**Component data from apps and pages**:
⟨

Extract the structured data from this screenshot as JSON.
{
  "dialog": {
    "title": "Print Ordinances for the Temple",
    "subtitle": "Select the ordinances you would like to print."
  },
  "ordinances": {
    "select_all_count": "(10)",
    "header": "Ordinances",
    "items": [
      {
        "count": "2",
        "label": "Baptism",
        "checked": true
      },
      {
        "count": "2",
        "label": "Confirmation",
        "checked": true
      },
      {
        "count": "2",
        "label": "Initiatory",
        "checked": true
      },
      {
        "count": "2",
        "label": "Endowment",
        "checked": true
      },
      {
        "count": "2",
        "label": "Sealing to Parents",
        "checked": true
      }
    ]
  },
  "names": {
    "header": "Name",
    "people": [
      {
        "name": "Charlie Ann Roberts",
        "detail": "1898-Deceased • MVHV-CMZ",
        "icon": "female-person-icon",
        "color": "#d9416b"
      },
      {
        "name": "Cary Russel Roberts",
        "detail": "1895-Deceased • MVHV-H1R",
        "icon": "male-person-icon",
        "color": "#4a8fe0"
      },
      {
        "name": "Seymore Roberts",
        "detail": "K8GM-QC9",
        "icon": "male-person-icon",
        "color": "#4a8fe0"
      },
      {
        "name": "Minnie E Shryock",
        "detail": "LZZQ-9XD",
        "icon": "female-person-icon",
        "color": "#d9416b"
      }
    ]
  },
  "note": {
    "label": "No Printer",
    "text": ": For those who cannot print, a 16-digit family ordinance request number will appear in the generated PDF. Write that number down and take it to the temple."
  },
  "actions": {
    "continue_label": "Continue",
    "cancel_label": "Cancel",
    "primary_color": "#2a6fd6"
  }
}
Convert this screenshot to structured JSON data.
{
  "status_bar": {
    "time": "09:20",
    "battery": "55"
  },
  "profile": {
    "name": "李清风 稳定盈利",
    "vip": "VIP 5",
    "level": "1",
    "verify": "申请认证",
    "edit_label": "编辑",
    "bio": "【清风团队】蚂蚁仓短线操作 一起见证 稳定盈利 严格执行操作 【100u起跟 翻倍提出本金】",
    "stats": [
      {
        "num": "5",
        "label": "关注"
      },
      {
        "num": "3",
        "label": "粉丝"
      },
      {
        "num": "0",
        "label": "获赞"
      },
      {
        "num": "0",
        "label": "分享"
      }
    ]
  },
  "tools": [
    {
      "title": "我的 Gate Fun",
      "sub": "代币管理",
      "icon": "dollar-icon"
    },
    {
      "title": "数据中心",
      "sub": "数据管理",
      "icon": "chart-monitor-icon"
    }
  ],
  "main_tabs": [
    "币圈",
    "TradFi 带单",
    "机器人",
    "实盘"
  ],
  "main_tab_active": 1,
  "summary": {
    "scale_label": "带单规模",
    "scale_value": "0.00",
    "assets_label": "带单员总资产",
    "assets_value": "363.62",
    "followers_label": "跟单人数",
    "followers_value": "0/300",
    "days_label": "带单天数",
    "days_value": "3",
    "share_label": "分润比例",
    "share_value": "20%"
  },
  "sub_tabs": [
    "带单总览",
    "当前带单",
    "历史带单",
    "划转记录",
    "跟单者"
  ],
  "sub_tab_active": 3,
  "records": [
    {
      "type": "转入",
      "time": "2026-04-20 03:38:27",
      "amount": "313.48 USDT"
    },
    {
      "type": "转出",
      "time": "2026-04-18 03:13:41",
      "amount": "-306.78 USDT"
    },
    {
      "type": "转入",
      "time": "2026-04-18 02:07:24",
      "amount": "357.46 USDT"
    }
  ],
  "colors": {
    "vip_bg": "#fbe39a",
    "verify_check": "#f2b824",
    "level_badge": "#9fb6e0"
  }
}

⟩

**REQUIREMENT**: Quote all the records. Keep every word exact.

**SOLUTION BELOW**:
Extract the structured data from this screenshot as JSON.
{
  "dialog": {
    "title": "Print Ordinances for the Temple",
    "subtitle": "Select the ordinances you would like to print."
  },
  "ordinances": {
    "select_all_count": "(10)",
    "header": "Ordinances",
    "items": [
      {
        "count": "2",
        "label": "Baptism",
        "checked": true
      },
      {
        "count": "2",
        "label": "Confirmation",
        "checked": true
      },
      {
        "count": "2",
        "label": "Initiatory",
        "checked": true
      },
      {
        "count": "2",
        "label": "Endowment",
        "checked": true
      },
      {
        "count": "2",
        "label": "Sealing to Parents",
        "checked": true
      }
    ]
  },
  "names": {
    "header": "Name",
    "people": [
      {
        "name": "Charlie Ann Roberts",
        "detail": "1898-Deceased • MVHV-CMZ",
        "icon": "female-person-icon",
        "color": "#d9416b"
      },
      {
        "name": "Cary Russel Roberts",
        "detail": "1895-Deceased • MVHV-H1R",
        "icon": "male-person-icon",
        "color": "#4a8fe0"
      },
      {
        "name": "Seymore Roberts",
        "detail": "K8GM-QC9",
        "icon": "male-person-icon",
        "color": "#4a8fe0"
      },
      {
        "name": "Minnie E Shryock",
        "detail": "LZZQ-9XD",
        "icon": "female-person-icon",
        "color": "#d9416b"
      }
    ]
  },
  "note": {
    "label": "No Printer",
    "text": ": For those who cannot print, a 16-digit family ordinance request number will appear in the generated PDF. Write that number down and take it to the temple."
  },
  "actions": {
    "continue_label": "Continue",
    "cancel_label": "Cancel",
    "primary_color": "#2a6fd6"
  }
}
Convert this screenshot to structured JSON data.
{
  "status_bar": {
    "time": "09:20",
    "battery": "55"
  },
  "profile": {
    "name": "李清风 稳定盈利",
    "vip": "VIP 5",
    "level": "1",
    "verify": "申请认证",
    "edit_label": "编辑",
    "bio": "【清风团队】蚂蚁仓短线操作 一起见证 稳定盈利 严格执行操作 【100u起跟 翻倍提出本金】",
    "stats": [
      {
        "num": "5",
        "label": "关注"
      },
      {
        "num": "3",
        "label": "粉丝"
      },
      {
        "num": "0",
        "label": "获赞"
      },
      {
        "num": "0",
        "label": "分享"
      }
    ]
  },
  "tools": [
    {
      "title": "我的 Gate Fun",
      "sub": "代币管理",
      "icon": "dollar-icon"
    },
    {
      "title": "数据中心",
      "sub": "数据管理",
      "icon": "chart-monitor-icon"
    }
  ],
  "main_tabs": [
    "币圈",
    "TradFi 带单",
    "机器人",
    "实盘"
  ],
  "main_tab_active": 1,
  "summary": {
    "scale_label": "带单规模",
    "scale_value": "0.00",
    "assets_label": "带单员总资产",
    "assets_value": "363.62",
    "followers_label": "跟单人数",
    "followers_value": "0/300",
    "days_label": "带单天数",
    "days_value": "3",
    "share_label": "分润比例",
    "share_value": "20%"
  },
  "sub_tabs": [
    "带单总览",
    "当前带单",
    "历史带单",
    "划转记录",
    "跟单者"
  ],
  "sub_tab_active": 3,
  "records": [
    {
      "type": "转入",
      "time": "2026-04-20 03:38:27",
      "amount": "313.48 USDT"
    },
    {
      "type": "转出",
      "time": "2026-04-18 03:13:41",
      "amount": "-306.78 USDT"
    },
    {
      "type": "转入",
      "time": "2026-04-18 02:07:24",
      "amount": "357.46 USDT"
    }
  ],
  "colors": {
    "vip_bg": "#fbe39a",
    "verify_check": "#f2b824",
    "level_badge": "#9fb6e0"
  }
}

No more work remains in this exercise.